- Credit Facility: if a bank would otherwise go overdrawn on its Settlement Account, the Bank will provide credit against the pool of collateral pre-pledged to the Bank, as Settlement Accounts are not allowed to go into deficit. The Credit Facility provides overnight funds, at MoPR + 800 basis points, with T+0 settlement.
Intraday credit or daylight exposure is provided to banks to meet liquidity shortages during the course of a working day, at their request and against the collateral of eligible securities, in order to facilitate the smooth flow of payments in the system. Intraday credit is not subject to any interest charge, but if not repaid at close of business is automatically converted into the overnight CF.
All commercial banks authorised and operating in Botswana are eligible to participate in the OMOs, and to make use of the SF, subject to the appropriate legal agreements.
Lender of Last Resort
Section 38 of the Bank of Botswana (Amendment) Act 2022, provides that the Bank may in exceptional circumstances and on such terms and conditions as it may determine, act as lender of last resort by providing credit to a bank for up to 92 days.
Eligible collateral pool
The eligible collateral pool consists of:
- Government of Botswana Treasury Bills and bonds; and
- Corporate bonds listed and traded on the Botswana Stock Exchange (Monetary Policy Committee Statement, December 2022, Annex 2, section 2.3).

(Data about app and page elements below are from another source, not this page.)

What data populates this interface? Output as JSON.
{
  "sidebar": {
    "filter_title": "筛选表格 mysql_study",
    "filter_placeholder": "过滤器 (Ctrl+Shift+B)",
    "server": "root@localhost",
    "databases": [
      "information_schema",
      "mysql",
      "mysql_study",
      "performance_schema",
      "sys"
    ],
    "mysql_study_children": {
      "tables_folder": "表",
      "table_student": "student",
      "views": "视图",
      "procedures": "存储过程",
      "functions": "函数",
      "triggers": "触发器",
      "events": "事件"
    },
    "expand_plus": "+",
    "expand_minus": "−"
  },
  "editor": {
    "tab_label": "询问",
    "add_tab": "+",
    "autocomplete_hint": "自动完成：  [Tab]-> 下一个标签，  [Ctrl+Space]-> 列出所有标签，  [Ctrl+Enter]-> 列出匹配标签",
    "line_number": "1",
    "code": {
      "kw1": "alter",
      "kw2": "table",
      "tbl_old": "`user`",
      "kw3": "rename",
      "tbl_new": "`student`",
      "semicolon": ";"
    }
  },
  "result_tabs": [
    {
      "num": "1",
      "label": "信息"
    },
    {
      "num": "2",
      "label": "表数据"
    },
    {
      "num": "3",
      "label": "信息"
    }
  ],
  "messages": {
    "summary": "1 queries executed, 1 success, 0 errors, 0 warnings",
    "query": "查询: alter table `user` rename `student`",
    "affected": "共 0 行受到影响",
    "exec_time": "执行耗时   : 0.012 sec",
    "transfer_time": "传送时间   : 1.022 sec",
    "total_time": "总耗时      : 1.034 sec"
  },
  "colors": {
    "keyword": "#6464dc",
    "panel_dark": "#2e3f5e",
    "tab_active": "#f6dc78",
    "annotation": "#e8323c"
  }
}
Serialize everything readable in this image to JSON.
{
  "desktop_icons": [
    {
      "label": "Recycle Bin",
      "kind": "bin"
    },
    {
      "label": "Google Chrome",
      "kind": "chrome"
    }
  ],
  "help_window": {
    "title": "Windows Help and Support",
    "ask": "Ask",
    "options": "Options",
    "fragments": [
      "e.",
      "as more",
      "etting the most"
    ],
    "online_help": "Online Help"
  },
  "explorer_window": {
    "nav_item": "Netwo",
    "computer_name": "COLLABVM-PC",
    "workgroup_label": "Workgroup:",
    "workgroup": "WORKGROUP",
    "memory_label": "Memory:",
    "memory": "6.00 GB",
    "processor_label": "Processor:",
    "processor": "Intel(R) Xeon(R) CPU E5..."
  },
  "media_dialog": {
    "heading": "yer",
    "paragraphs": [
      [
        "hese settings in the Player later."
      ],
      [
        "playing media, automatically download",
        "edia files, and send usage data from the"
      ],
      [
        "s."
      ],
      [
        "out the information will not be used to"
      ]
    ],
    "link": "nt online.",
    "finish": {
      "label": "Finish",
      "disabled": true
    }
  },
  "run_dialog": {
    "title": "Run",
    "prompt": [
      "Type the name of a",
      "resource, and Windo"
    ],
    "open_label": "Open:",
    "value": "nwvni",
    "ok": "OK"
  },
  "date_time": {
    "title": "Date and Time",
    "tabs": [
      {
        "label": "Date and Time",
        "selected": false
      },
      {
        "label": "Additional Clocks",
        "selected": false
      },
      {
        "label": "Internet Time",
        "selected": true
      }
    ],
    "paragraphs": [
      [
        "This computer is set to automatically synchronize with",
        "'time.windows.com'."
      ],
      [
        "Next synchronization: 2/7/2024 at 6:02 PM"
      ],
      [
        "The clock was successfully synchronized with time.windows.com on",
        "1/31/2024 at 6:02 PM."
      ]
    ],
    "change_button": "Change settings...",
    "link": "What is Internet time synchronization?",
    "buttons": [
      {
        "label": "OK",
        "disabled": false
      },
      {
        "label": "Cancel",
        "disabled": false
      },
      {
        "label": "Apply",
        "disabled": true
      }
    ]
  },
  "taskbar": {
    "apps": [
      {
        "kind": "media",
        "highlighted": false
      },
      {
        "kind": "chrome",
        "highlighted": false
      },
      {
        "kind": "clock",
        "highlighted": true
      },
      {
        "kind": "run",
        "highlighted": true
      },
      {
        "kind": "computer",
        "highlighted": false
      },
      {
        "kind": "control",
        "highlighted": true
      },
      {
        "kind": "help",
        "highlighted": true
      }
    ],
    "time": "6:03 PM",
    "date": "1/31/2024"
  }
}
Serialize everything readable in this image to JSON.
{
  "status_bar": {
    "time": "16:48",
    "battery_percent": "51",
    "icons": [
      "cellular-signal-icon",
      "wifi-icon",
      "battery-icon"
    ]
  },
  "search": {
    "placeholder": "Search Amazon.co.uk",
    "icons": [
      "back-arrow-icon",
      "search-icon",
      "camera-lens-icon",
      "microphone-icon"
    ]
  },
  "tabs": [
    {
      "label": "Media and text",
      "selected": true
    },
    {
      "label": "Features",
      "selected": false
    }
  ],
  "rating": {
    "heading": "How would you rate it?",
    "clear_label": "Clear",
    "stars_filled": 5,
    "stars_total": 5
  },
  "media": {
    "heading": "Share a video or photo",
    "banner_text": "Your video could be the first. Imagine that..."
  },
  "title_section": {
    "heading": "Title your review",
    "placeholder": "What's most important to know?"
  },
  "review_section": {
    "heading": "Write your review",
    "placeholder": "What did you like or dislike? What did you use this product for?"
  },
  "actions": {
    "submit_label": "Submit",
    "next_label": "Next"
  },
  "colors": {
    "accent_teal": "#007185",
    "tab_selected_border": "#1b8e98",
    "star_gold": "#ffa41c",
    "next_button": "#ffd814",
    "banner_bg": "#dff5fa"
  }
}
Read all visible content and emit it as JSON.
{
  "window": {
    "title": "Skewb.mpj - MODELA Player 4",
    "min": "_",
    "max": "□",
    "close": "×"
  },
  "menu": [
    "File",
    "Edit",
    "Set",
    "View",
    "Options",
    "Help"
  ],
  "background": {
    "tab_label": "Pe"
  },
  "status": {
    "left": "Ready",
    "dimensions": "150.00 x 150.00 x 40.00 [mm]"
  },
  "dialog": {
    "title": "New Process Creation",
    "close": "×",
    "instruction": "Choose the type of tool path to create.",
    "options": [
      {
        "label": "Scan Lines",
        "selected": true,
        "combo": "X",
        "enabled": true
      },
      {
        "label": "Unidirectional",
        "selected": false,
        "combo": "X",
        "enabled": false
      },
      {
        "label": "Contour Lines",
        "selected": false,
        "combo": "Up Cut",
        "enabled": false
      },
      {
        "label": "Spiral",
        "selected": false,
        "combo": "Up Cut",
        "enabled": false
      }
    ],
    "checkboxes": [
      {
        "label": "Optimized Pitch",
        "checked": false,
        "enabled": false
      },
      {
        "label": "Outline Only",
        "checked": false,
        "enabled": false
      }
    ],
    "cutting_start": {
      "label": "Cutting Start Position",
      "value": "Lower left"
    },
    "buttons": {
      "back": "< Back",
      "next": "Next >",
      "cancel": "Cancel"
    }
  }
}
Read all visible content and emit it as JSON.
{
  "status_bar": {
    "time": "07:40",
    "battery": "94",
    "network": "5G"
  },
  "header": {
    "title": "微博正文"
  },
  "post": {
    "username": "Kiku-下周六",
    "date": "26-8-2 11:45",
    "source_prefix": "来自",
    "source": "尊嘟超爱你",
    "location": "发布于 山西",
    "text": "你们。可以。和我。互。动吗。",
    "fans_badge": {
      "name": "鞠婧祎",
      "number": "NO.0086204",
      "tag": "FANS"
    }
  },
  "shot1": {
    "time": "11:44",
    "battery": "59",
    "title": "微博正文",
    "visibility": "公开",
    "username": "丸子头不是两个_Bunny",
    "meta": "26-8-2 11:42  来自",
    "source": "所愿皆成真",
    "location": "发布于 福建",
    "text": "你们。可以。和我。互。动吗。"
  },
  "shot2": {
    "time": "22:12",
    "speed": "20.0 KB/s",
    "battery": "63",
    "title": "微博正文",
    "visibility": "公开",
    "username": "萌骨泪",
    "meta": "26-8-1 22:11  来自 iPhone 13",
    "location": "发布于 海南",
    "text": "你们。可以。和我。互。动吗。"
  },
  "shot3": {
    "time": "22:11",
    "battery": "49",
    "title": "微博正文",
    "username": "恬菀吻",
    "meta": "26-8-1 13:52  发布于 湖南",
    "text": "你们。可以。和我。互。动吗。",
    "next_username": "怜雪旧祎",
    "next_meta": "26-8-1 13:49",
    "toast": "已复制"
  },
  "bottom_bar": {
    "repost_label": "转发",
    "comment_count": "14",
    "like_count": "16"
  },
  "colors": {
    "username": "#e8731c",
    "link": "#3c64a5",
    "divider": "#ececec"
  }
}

Of the eligible collateral, Government securities and corporate bonds are subject to a haircut - based on residual maturity – on the current market valuation. A haircut refers to the lower-than-market value placed on an asset being used as collateral for a loan.
Commercial banks are allowed to pre-pledge collateral to the Bank, up to 150% of their core capital, so that it is available in case of need.
Repo transactions (Finetuning operations and SCF) between the Bank and commercial banks are subject to a Master Repurchase Agreement, while intraday credit and CF borrowings fall under a pledged collateral agreement.